However I’ll give here a try to explain a possible solution too.
So most important, DAML is based on Haskell. A mostly pure functional programming language. This means in practice that there don’t exist
variables. There are only
bindings. They are not mutable, otherwise they would have been called
variables (you see the slight difference in naming here? It’s important to distinguish). However you can re-define a binding like this:
let foo = "hamspam"
let foo = "spam"
This may look like mutating foo but it’s really is just defining foo again with a different bound value.
So if you do something like this here:
let c = 2
let add a b = do
let c = a
b + c
add 2 3
c which has been defined before the function
add won’t magically be bound to a new value everytime you call add.
Now back to your code.
So I get the idea that you try to conditionally want to bind a value to data1 & data2 depending on what is in the parties list. However your current code (assuming one could mutate) has some flaws. Your call in the end with
create ContractB with data1, data2 could result in usage of variables which have an empty string as a value, simply because it’s not guranteed that the value’s you’re effectively matching for aren’t in the list. However if this is your intention and assuming that you want that the last matching element in the list is used for data1 & the last non matching element is used for data2 then the adapted code probably looks like this:
data Either a b = Left a | Right b
controller CollabResult : ContractId MasterData
parties : [Party]
results <- forA parties \party -> do
(_, someData) <- lookupByKey @ContractAs (party, keyData)
if someData.party == party then Left someData.data1
else Right someData.data2
let reversedResults = reverse results
let optData1 = findOptional (\it ->
case it of
Left data1 -> Some data1
Right _ -> None) reversedResults
let optData2 = findOptional (\it ->
case it of
Left _-> None
Right data2 -> Some data2) reversedResults
let data1 = fromOptional "" optData1
let data2 = fromOptional "" optData2
create ContractB with data1, data2
Important to note here is that in comparison to your code, I respected the properties of how
forA actually works.
forA is a function which returns not
void (in daml called
unit) but something of
Update [A], which means a list of
A's wrapped in an
Update.

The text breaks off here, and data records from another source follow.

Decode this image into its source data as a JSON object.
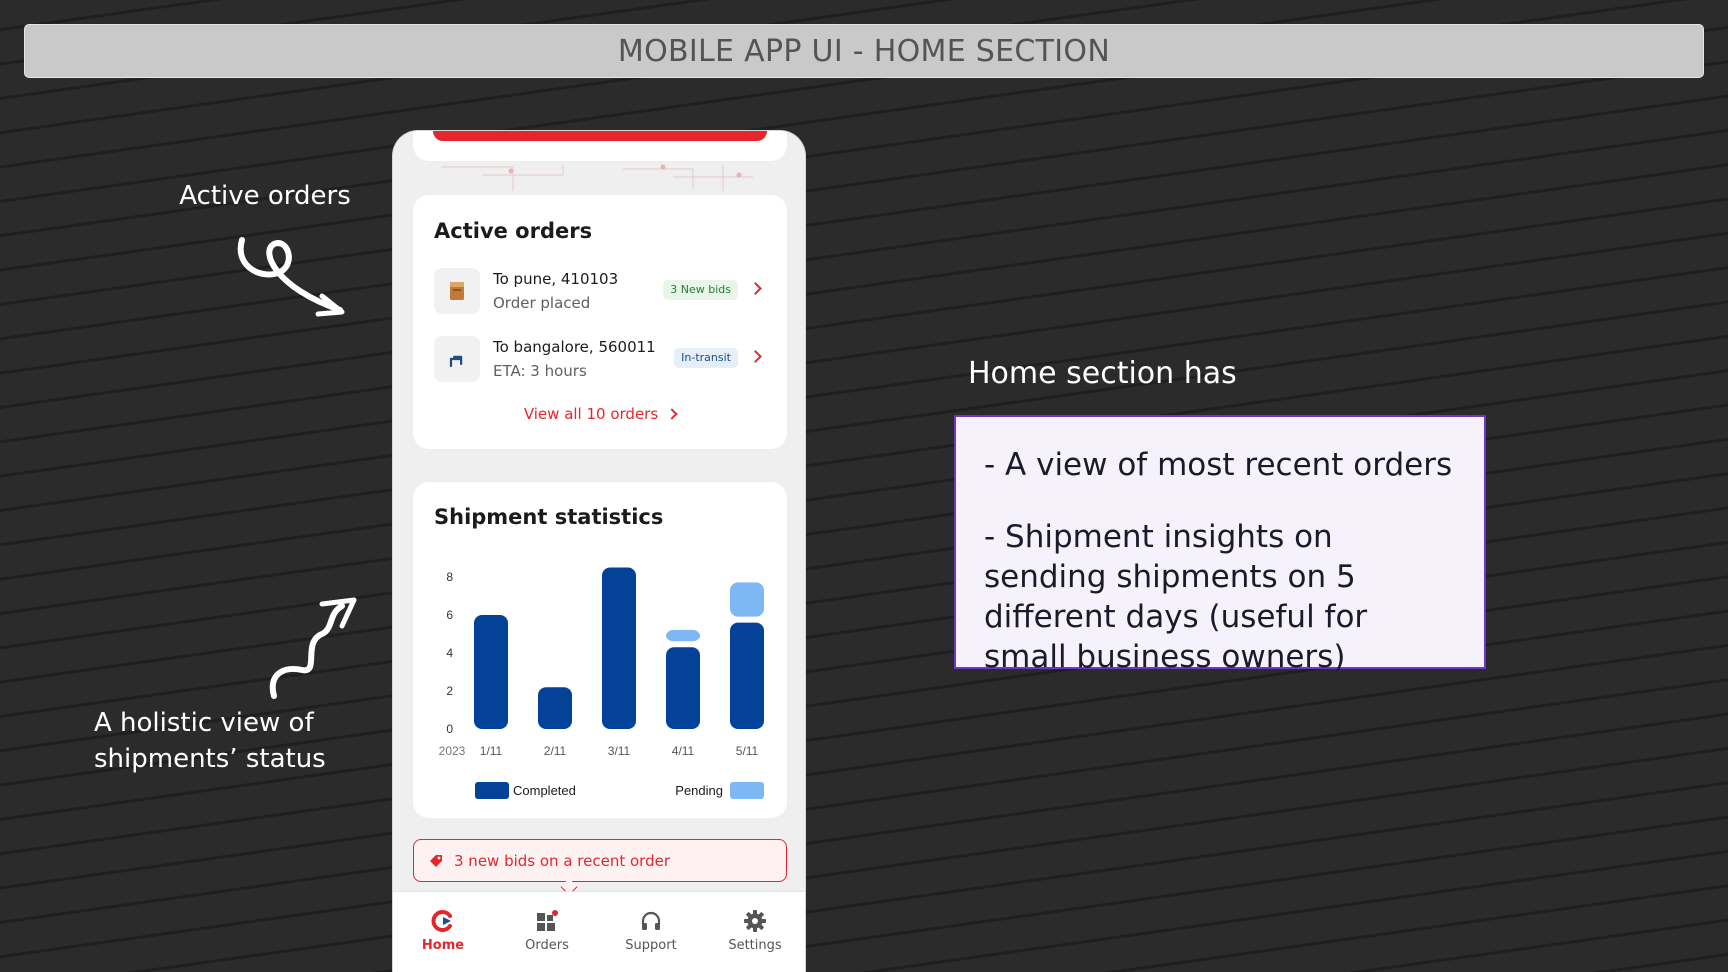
{
  "banner": {
    "title": "MOBILE APP UI - HOME SECTION"
  },
  "annotations": {
    "active_orders": "Active orders",
    "holistic_line1": "A holistic view of",
    "holistic_line2": "shipments’ status"
  },
  "home_section": {
    "heading": "Home section has",
    "points": [
      "- A view of most recent orders",
      "- Shipment insights on sending shipments on 5 different days (useful for small business owners)"
    ]
  },
  "app": {
    "accent_color": "#e5272d",
    "active_orders": {
      "title": "Active orders",
      "orders": [
        {
          "destination": "To pune, 410103",
          "status": "Order placed",
          "badge": "3 New bids",
          "icon": "package-icon"
        },
        {
          "destination": "To bangalore, 560011",
          "status": "ETA: 3 hours",
          "badge": "In-transit",
          "icon": "route-arrow-icon"
        }
      ],
      "view_all": "View all 10 orders"
    },
    "stats": {
      "title": "Shipment statistics"
    },
    "alert": {
      "text": "3 new bids on a recent order",
      "icon": "tag-icon"
    },
    "nav": [
      {
        "label": "Home",
        "icon": "home-logo-icon",
        "active": true
      },
      {
        "label": "Orders",
        "icon": "orders-grid-icon",
        "active": false
      },
      {
        "label": "Support",
        "icon": "headphones-icon",
        "active": false
      },
      {
        "label": "Settings",
        "icon": "gear-icon",
        "active": false
      }
    ]
  },
  "chart_data": {
    "type": "bar",
    "title": "Shipment statistics",
    "year_label": "2023",
    "categories": [
      "1/11",
      "2/11",
      "3/11",
      "4/11",
      "5/11"
    ],
    "series": [
      {
        "name": "Completed",
        "values": [
          6,
          2.2,
          8.5,
          4.3,
          5.6
        ],
        "color": "#034296"
      },
      {
        "name": "Pending",
        "values": [
          0,
          0,
          0,
          0.6,
          1.8
        ],
        "color": "#7db7f4"
      }
    ],
    "y_ticks": [
      0,
      2,
      4,
      6,
      8
    ],
    "ylim": [
      0,
      9
    ],
    "stacked": true,
    "grid": false,
    "legend": "bottom"
  }
}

To actually be able to do anything with this return type, you need to be within a contract declaration (which we currently are) and use
YOURFANCYNAME <- such that the operation
bind is executed on this value with it’s result being bound to
The type of
YOURFANCYNAME will then be of
[A], so the unwrapped list which you now can operate on.
Besides, the code itself now maps your list of parties to a list of Either’s.
Now we want from that result the last left and last right as these are equivalent to the values which would have been assigned to data1 & data2 in your pseudo code. For searching these in the list we use
findOptional, which returns the first matching entry going from the beginning to the end. Now, because we want to find the first matching entry from the end to the beginning, we need to reverse the list first, then we can do the search.
However, because it’s possible that the list never contains either an left xor right, the result of
findOptional will always be something of
Optional A (which means, there might be a value of A or not). To not fail here and continue, we can make use of the
fromOptional function which takes first a default value and then the optional which should be checked for it’s value. If it does contain a value, this value is returned, if not your provided default value (in this case an empty string) is returned.
Now you’ve extracted data1 & data2 to use it for your call to
create (which btw also returns something of
Update A, however because it is the last statement in the do block it is fine to return as do blocks in contract definitions expect something of type
Update A to be returned).
Finally, this logic seems to be a bit akward to me. I don’t recommend this code without knowing what exactly your intentions are here. I’m pretty sure that there is a different way to solve your idea